— What is needed —
Report each line of the records where "this" occurs.

[[ Exercise data, beginning ]]

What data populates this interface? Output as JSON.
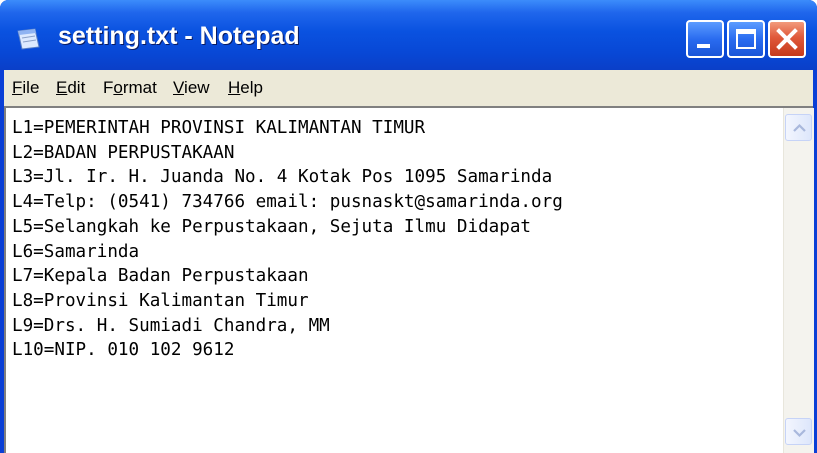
{
  "window": {
    "title": "setting.txt - Notepad",
    "icon": "notepad-icon"
  },
  "caption_buttons": {
    "minimize_icon": "minimize-icon",
    "maximize_icon": "maximize-icon",
    "close_icon": "close-icon"
  },
  "menu": [
    {
      "pre": "",
      "key": "F",
      "post": "ile"
    },
    {
      "pre": "",
      "key": "E",
      "post": "dit"
    },
    {
      "pre": "F",
      "key": "o",
      "post": "rmat"
    },
    {
      "pre": "",
      "key": "V",
      "post": "iew"
    },
    {
      "pre": "",
      "key": "H",
      "post": "elp"
    }
  ],
  "document": {
    "lines": [
      "L1=PEMERINTAH PROVINSI KALIMANTAN TIMUR",
      "L2=BADAN PERPUSTAKAAN",
      "L3=Jl. Ir. H. Juanda No. 4 Kotak Pos 1095 Samarinda",
      "L4=Telp: (0541) 734766 email: pusnaskt@samarinda.org",
      "L5=Selangkah ke Perpustakaan, Sejuta Ilmu Didapat",
      "L6=Samarinda",
      "L7=Kepala Badan Perpustakaan",
      "L8=Provinsi Kalimantan Timur",
      "L9=Drs. H. Sumiadi Chandra, MM",
      "L10=NIP. 010 102 9612"
    ]
  },
  "colors": {
    "titlebar": "#0a52e0",
    "menubar": "#ece9d8",
    "close_button": "#e0593a"
  }
}
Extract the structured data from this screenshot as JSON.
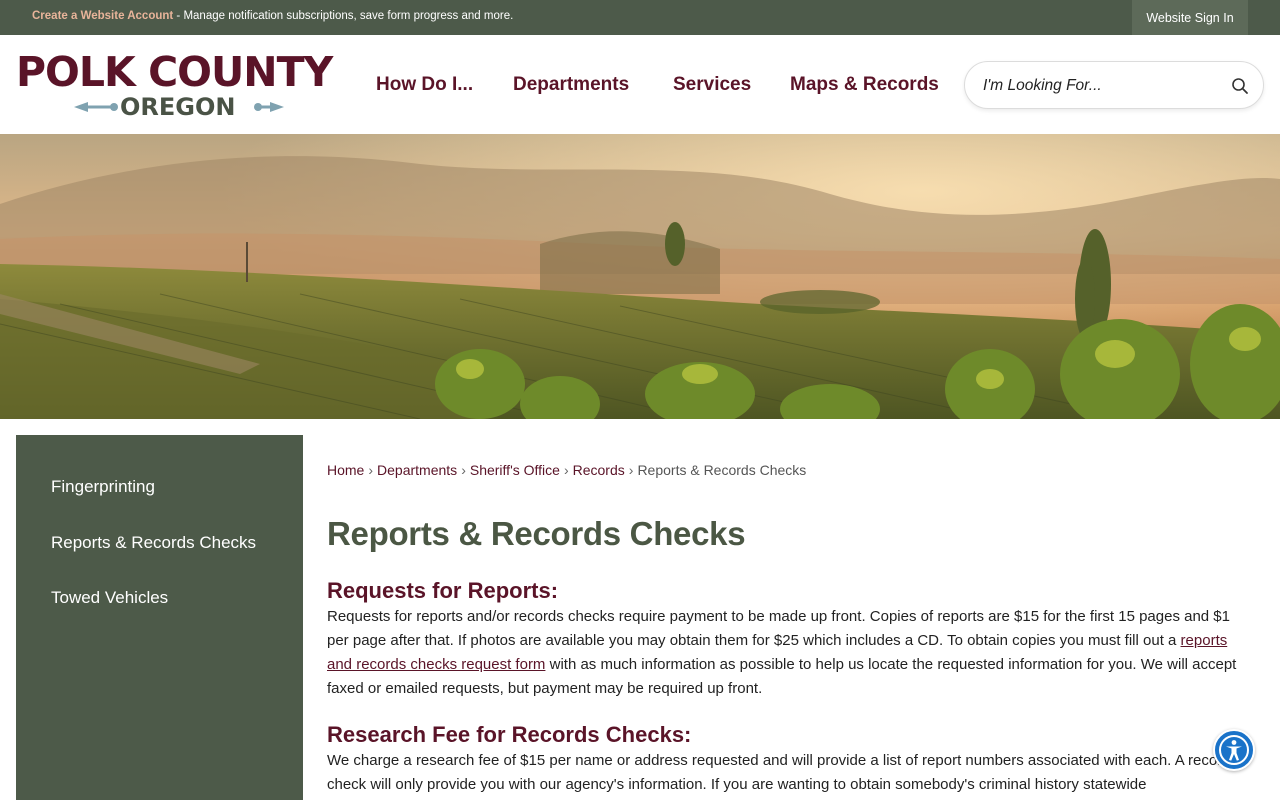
{
  "topbar": {
    "create_account_link": "Create a Website Account",
    "create_account_desc": " - Manage notification subscriptions, save form progress and more.",
    "sign_in": "Website Sign In"
  },
  "logo": {
    "line1": "POLK COUNTY",
    "line2": "OREGON"
  },
  "nav": {
    "items": [
      "How Do I...",
      "Departments",
      "Services",
      "Maps & Records"
    ]
  },
  "search": {
    "placeholder": "I'm Looking For..."
  },
  "sidebar": {
    "items": [
      "Fingerprinting",
      "Reports & Records Checks",
      "Towed Vehicles"
    ]
  },
  "breadcrumb": {
    "items": [
      "Home",
      "Departments",
      "Sheriff's Office",
      "Records"
    ],
    "current": "Reports & Records Checks",
    "separator": "›"
  },
  "page": {
    "title": "Reports & Records Checks",
    "sections": [
      {
        "heading": "Requests for Reports:",
        "text_before_link": "Requests for reports and/or records checks require payment to be made up front. Copies of reports are $15 for the first 15 pages and $1 per page after that. If photos are available you may obtain them for $25 which includes a CD. To obtain copies you must fill out a ",
        "link": "reports and records checks request form",
        "text_after_link": " with as much information as possible to help us locate the requested information for you. We will accept faxed or emailed requests, but payment may be required up front."
      },
      {
        "heading": "Research Fee for Records Checks:",
        "text": "We charge a research fee of $15 per name or address requested and will provide a list of report numbers associated with each. A records check will only provide you with our agency's information. If you are wanting to obtain somebody's criminal history statewide"
      }
    ]
  },
  "colors": {
    "topbar": "#4d5a4a",
    "brand_maroon": "#5a1428",
    "sidebar": "#4d5a49",
    "title_green": "#4b5744",
    "accessibility_blue": "#1a73c9"
  },
  "icons": {
    "search": "search-icon",
    "accessibility": "accessibility-icon"
  }
}
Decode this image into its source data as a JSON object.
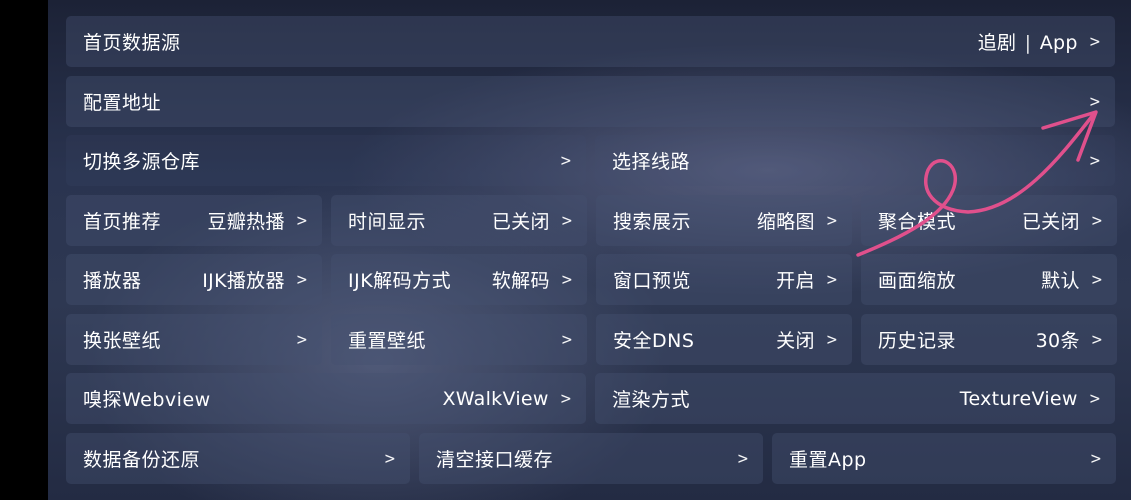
{
  "chevron": ">",
  "accent_color": "#e0508c",
  "rows": {
    "homepage_source": {
      "label": "首页数据源",
      "value_a": "追剧",
      "separator": "|",
      "value_b": "App"
    },
    "config_address": {
      "label": "配置地址"
    },
    "switch_repo": {
      "label": "切换多源仓库"
    },
    "select_route": {
      "label": "选择线路"
    },
    "home_recommend": {
      "label": "首页推荐",
      "value": "豆瓣热播"
    },
    "time_display": {
      "label": "时间显示",
      "value": "已关闭"
    },
    "search_display": {
      "label": "搜索展示",
      "value": "缩略图"
    },
    "aggregate_mode": {
      "label": "聚合模式",
      "value": "已关闭"
    },
    "player": {
      "label": "播放器",
      "value": "IJK播放器"
    },
    "ijk_decode": {
      "label": "IJK解码方式",
      "value": "软解码"
    },
    "window_preview": {
      "label": "窗口预览",
      "value": "开启"
    },
    "screen_scale": {
      "label": "画面缩放",
      "value": "默认"
    },
    "change_wallpaper": {
      "label": "换张壁纸"
    },
    "reset_wallpaper": {
      "label": "重置壁纸"
    },
    "secure_dns": {
      "label": "安全DNS",
      "value": "关闭"
    },
    "history": {
      "label": "历史记录",
      "value": "30条"
    },
    "sniff_webview": {
      "label": "嗅探Webview",
      "value": "XWalkView"
    },
    "render_mode": {
      "label": "渲染方式",
      "value": "TextureView"
    },
    "data_backup": {
      "label": "数据备份还原"
    },
    "clear_cache": {
      "label": "清空接口缓存"
    },
    "reset_app": {
      "label": "重置App"
    }
  }
}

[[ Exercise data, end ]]

— Answer below —
What data populates this interface? Output as JSON.
Extract the structured data from this screenshot as JSON.
Decode this image into its source data as a JSON object.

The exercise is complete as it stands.